    Plot.density(data.filter((d) => d.animal_id == cat), {x: "location_long", y: "location_lat", bandwidth, thresholds, clip: true}),
    Plot.dot(data.filter((d) => d.animal_id == cat), {x: "location_long", y: "location_lat", })

’s Location in Relation to All Cats

Now that you found you can see where they are relative to all of their cat peers. As you can see there were a bunch in a pretty small area. Try picking another cat and see where they end up on this density plot.

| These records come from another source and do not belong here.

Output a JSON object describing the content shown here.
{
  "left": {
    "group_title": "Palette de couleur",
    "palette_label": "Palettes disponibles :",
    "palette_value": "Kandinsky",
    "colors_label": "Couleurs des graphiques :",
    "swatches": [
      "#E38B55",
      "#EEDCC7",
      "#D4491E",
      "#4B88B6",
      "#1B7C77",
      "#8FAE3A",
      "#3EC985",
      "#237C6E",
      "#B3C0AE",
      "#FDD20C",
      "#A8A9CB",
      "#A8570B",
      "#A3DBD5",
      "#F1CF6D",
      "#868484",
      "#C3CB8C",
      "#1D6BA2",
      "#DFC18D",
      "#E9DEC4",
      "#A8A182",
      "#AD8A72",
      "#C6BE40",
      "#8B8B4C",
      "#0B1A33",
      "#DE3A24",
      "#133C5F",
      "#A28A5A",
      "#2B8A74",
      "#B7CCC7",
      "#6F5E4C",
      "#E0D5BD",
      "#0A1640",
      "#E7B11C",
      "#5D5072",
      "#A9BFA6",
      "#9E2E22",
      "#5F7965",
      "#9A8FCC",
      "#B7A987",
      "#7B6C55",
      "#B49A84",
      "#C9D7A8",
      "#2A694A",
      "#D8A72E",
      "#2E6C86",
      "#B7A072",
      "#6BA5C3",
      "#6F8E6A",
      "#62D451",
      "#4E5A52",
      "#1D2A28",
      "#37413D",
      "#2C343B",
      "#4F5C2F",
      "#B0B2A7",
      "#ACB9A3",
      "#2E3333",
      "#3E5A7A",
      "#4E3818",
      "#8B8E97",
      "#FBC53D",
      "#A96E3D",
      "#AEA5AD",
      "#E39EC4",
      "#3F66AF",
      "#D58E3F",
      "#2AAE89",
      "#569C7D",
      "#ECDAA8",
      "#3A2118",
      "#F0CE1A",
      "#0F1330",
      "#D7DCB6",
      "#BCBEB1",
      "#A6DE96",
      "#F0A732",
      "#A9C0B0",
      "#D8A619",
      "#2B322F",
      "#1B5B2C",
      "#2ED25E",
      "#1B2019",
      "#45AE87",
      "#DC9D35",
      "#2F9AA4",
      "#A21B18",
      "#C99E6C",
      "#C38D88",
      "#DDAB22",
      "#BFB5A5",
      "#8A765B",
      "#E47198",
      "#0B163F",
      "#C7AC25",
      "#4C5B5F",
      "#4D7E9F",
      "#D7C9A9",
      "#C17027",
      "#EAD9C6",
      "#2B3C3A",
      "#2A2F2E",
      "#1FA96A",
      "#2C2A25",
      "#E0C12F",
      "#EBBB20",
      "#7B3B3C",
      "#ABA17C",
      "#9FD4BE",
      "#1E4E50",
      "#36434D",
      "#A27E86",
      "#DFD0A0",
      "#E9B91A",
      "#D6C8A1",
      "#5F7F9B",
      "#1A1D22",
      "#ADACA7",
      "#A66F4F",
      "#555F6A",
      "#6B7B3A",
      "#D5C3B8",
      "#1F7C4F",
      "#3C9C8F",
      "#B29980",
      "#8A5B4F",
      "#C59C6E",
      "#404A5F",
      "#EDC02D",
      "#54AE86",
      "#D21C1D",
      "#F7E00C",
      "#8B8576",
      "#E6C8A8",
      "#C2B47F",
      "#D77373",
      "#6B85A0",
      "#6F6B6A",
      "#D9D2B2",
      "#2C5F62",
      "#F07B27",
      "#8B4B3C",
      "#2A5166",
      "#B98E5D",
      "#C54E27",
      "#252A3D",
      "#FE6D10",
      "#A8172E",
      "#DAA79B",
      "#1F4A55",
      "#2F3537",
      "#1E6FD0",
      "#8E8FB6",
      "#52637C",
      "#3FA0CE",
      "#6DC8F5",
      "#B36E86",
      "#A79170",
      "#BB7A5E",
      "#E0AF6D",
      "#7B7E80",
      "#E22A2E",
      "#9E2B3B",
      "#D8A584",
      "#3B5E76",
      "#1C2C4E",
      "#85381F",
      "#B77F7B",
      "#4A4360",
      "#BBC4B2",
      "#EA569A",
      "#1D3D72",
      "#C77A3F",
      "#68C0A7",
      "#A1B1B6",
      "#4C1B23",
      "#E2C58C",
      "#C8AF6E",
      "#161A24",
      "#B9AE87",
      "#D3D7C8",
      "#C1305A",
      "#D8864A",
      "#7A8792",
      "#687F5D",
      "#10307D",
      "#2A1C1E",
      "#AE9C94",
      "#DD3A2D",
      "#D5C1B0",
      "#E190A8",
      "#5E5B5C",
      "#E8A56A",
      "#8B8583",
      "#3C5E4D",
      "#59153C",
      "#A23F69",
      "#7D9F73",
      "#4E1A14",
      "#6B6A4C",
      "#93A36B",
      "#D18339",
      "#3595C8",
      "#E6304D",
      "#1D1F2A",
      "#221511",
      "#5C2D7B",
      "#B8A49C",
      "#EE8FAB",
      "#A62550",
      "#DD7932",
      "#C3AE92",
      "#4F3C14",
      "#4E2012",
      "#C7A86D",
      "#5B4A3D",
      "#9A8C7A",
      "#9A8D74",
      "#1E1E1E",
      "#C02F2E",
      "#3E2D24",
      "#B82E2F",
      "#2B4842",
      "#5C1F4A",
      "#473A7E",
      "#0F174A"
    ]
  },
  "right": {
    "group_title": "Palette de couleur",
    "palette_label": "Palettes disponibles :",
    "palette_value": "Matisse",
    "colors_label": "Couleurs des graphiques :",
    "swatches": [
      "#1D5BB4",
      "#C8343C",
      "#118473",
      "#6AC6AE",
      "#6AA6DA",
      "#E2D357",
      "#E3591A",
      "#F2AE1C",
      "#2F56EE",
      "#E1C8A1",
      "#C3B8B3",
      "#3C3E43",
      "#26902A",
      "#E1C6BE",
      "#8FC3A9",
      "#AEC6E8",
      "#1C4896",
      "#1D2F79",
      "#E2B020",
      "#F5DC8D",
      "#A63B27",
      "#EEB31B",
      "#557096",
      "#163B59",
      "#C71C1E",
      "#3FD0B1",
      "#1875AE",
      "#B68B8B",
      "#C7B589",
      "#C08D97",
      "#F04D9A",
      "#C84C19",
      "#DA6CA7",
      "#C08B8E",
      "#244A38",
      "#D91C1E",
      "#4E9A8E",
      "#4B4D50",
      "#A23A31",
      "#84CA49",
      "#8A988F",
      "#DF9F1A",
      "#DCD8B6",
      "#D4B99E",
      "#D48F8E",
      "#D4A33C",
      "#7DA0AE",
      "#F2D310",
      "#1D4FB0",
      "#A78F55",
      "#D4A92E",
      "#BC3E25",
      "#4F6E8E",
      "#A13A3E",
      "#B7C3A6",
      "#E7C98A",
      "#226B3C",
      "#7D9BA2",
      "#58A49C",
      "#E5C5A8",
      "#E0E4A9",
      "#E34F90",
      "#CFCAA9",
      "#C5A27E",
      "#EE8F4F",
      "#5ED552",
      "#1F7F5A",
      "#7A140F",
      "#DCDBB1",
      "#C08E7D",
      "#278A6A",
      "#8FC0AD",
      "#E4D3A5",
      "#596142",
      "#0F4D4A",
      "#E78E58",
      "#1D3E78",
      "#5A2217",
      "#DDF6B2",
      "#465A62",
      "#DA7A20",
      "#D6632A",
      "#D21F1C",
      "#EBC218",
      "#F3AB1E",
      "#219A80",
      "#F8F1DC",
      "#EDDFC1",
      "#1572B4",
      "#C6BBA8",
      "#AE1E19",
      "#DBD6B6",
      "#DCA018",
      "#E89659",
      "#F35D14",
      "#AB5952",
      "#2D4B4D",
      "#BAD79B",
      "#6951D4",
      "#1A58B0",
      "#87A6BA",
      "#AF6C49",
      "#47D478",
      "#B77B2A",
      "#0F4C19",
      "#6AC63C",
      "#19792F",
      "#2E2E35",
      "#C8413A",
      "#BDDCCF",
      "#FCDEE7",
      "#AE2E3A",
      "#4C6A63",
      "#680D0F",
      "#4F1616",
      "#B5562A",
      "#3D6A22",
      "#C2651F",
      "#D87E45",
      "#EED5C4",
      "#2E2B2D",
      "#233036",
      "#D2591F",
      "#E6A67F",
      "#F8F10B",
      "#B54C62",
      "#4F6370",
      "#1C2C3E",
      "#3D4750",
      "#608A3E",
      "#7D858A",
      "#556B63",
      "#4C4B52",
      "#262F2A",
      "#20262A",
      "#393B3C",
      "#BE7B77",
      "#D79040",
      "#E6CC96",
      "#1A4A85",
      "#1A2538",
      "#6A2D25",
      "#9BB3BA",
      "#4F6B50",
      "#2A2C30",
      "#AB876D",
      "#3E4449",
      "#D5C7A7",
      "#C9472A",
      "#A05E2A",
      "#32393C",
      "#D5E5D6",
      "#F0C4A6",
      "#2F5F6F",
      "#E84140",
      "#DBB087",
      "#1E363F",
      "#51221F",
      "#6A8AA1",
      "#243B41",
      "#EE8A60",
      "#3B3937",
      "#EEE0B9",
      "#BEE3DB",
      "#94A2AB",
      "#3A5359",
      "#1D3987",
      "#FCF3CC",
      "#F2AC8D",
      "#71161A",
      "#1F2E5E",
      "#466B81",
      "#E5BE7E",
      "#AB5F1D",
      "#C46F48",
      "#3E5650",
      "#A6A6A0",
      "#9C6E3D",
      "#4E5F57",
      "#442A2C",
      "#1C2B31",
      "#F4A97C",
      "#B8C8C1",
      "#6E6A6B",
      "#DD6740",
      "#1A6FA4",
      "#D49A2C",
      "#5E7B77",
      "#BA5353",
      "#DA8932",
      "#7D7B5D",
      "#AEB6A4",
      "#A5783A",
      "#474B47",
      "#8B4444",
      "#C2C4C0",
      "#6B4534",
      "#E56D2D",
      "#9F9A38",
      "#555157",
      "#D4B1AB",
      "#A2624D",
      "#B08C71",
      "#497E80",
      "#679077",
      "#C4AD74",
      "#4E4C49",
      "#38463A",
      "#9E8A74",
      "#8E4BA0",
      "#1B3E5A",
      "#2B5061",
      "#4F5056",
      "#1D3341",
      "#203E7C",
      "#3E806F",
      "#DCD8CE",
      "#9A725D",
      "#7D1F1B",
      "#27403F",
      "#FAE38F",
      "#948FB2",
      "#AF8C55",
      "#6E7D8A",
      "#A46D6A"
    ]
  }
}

density.legend("color", {marginLeft: 5, label: "Density"})
density = Plot.plot({
  inset: 40,
  marginLeft: 40,
  color: {
    scheme: "ylgnbu",
  marks: [
    Plot.density(data, {x: "location_long", y: "location_lat", fill: "density", clip: true}),
    Plot.dot(data.filter((d) => d.animal_id == cat), {x: "location_long", y: "location_lat", stroke:"red", }),
    Plot.text(data.filter((d) => d.animal_id == cat), {x: "location_long", y: "location_lat", dx: 7, fill: "currentColor", stroke: "white", textAnchor: "start", text: (d) => `${cat}`}),


Last thing, I have been following Felt on twitter for a while now. I saw this tweet and immediately needed to try it. It was super simple to just drag and drop a .csv file and get going. Check it out! You should be able to edit this map if you create your own Felt account. Thanks for reading!

<iframe width="100%" height="600" frameborder="0" title="Felt Map" src="https://felt.com/embed/map/UK-Cats-Qkc0B5HpTzuh4xoLFJ446A?lat=50.418463&lon=-4.789399&zoom=9.138"></iframe>`